In 1978, trucking firm clerk Patrizia Reggiani (Lady Gaga) met the shy law student Maurizio Gucci (Adam Driver) at a party. Recognizing the famous surname and knowing this was her way out of her present blue-collar existence, Patrizia never let go of Maurizio anymore until they eventually get married, even it this was against the objections of his father Rodolfo (Jeremy Irons) who owned 50% of the Gucci Fashion House.
The family dynamics was made more interesting by Rodolfo's brother Aldo Gucci (Al Pacino) who owned the other 50% of the fashion house, and his foolish son Paolo (Jared Leto) who believed that he had the talent for designing haute couture. When she got pregnant, Patrizia was able to get Maurizio back into the Gucci business by gaining Aldo's favor. She later pushed Maurizio to be more active in the company as she plotted to gain controlling interest.
This sensational new film by veteran director Ridley Scott is a tale of family drama and business politics based on a 2001 book "The House of Gucci: A Sensational Story of Murder, Madness, Glamour, and Greed" written by Sara Gay Forden. Gucci, of course, is a world-renowned Italian luxury fashion brand, so this juicy tale of greed, scandal and crime that brewed among its rich and famous owners during the 1980s is an irresistible one.
The ensemble cast assembled for this project was also quite irresistible for film fans to miss. The primary actors all had an Oscar pedigree as nominees or winners, all with their own unique versions of the Italian accent.
The flashy and passionate Lady Gaga was a natural to play the seductively confident Patrizia. With his nerdy glasses and stiff posture, Adam Driver played Maurizio with social awkwardness and stilted business sense.
Those scenes shared by cinema icons Jeremy Irons and Al Pacino with their contrasting attacks on their characters, the icy cold Rodolfo and the warm effusive Aldo respectively, were riveting to watch.
Disappearing behind his radically altering hair and make-up, Jared Leto played it to the peanut gallery with his slapstick comic portrayal of Paolo. Selma Hayek also got a piece of the action as the psychic Pina whom Patrizia ran to for advice.

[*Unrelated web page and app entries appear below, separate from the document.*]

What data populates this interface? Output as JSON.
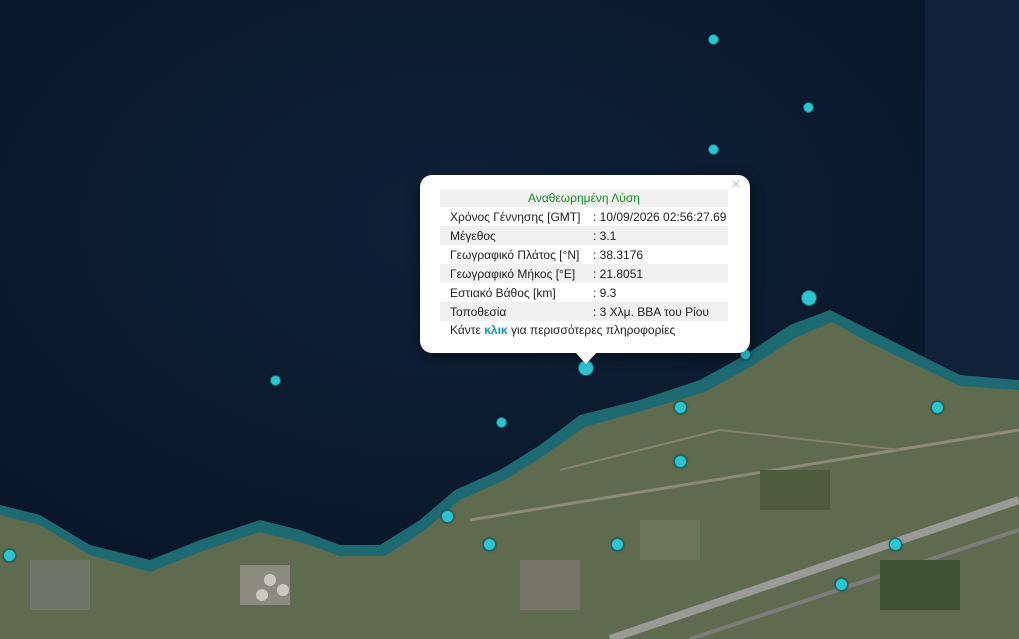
{
  "popup": {
    "title": "Αναθεωρημένη Λύση",
    "close_symbol": "×",
    "rows": [
      {
        "label": "Χρόνος Γέννησης [GMT]",
        "value": ": 10/09/2026 02:56:27.69"
      },
      {
        "label": "Μέγεθος",
        "value": ": 3.1"
      },
      {
        "label": "Γεωγραφικό Πλάτος [°N]",
        "value": ": 38.3176"
      },
      {
        "label": "Γεωγραφικό Μήκος [°E]",
        "value": ": 21.8051"
      },
      {
        "label": "Εστιακό Βάθος [km]",
        "value": ": 9.3"
      },
      {
        "label": "Τοποθεσία",
        "value": ": 3 Χλμ. ΒΒΑ του Ρίου"
      }
    ],
    "more_prefix": "Κάντε ",
    "more_link": "κλικ",
    "more_suffix": " για περισσότερες πληροφορίες"
  },
  "colors": {
    "marker": "#2ec3d1",
    "heading_text": "#1a8a23",
    "link": "#1693b8",
    "sea": "#0c1b30",
    "land": "#5f6b4f"
  },
  "icons": {
    "close": "close-icon",
    "marker": "earthquake-marker"
  }
}
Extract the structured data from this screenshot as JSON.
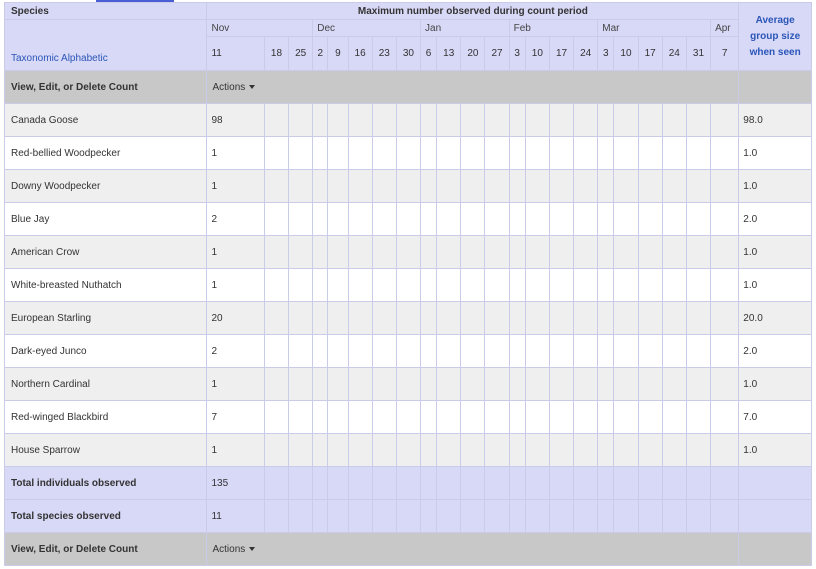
{
  "header": {
    "species_label": "Species",
    "sort_label": "Taxonomic Alphabetic",
    "period_title": "Maximum number observed during count period",
    "avg_label_1": "Average",
    "avg_label_2": "group size",
    "avg_label_3": "when seen"
  },
  "months": [
    "Nov",
    "Dec",
    "Jan",
    "Feb",
    "Mar",
    "Apr"
  ],
  "days": [
    "11",
    "18",
    "25",
    "2",
    "9",
    "16",
    "23",
    "30",
    "6",
    "13",
    "20",
    "27",
    "3",
    "10",
    "17",
    "24",
    "3",
    "10",
    "17",
    "24",
    "31",
    "7"
  ],
  "actions_row": {
    "label": "View, Edit, or Delete Count",
    "button": "Actions"
  },
  "species": [
    {
      "name": "Canada Goose",
      "count": "98",
      "avg": "98.0"
    },
    {
      "name": "Red-bellied Woodpecker",
      "count": "1",
      "avg": "1.0"
    },
    {
      "name": "Downy Woodpecker",
      "count": "1",
      "avg": "1.0"
    },
    {
      "name": "Blue Jay",
      "count": "2",
      "avg": "2.0"
    },
    {
      "name": "American Crow",
      "count": "1",
      "avg": "1.0"
    },
    {
      "name": "White-breasted Nuthatch",
      "count": "1",
      "avg": "1.0"
    },
    {
      "name": "European Starling",
      "count": "20",
      "avg": "20.0"
    },
    {
      "name": "Dark-eyed Junco",
      "count": "2",
      "avg": "2.0"
    },
    {
      "name": "Northern Cardinal",
      "count": "1",
      "avg": "1.0"
    },
    {
      "name": "Red-winged Blackbird",
      "count": "7",
      "avg": "7.0"
    },
    {
      "name": "House Sparrow",
      "count": "1",
      "avg": "1.0"
    }
  ],
  "totals": {
    "individuals_label": "Total individuals observed",
    "individuals": "135",
    "species_label": "Total species observed",
    "species": "11"
  }
}
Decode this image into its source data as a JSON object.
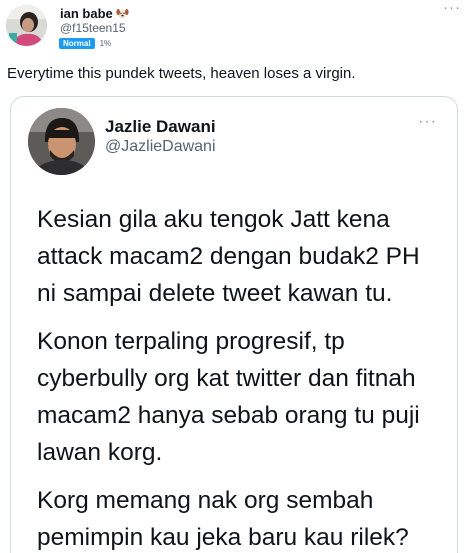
{
  "post": {
    "display_name": "ian babe",
    "name_emoji": "dog-face-emoji",
    "handle": "@f15teen15",
    "badge_label": "Normal",
    "badge_percent": "1%",
    "more_icon": "more-horizontal-icon",
    "text": "Everytime this pundek tweets, heaven loses a virgin."
  },
  "quoted": {
    "display_name": "Jazlie Dawani",
    "handle": "@JazlieDawani",
    "more_icon": "more-horizontal-icon",
    "paragraphs": [
      "Kesian gila aku tengok Jatt kena\nattack macam2 dengan budak2 PH\nni sampai delete tweet kawan tu.",
      "Konon terpaling progresif, tp\ncyberbully org kat twitter dan fitnah\nmacam2 hanya sebab orang tu puji\nlawan korg.",
      "Korg memang nak org sembah\npemimpin kau jeka baru kau rilek?"
    ]
  },
  "colors": {
    "text_primary": "#0f1419",
    "text_secondary": "#536471",
    "badge_blue": "#1d9bf0",
    "card_border": "#cfd9de"
  }
}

The social-climbing and gold-digging antics of Patrizia were the standard staples of melodramatic soap operas. With Lady Gaga playing it with high camp, with no subtlety for her ulterior motives, these scenes were both fun and cringey to watch. She totally possessed this film with her charisma, holding her own alongside her illustrious senior co-stars.
The build up to the ending though was rather abrupt and felt anti-climactic in execution.
This review was originally published in the author's blog, “Fred Said.”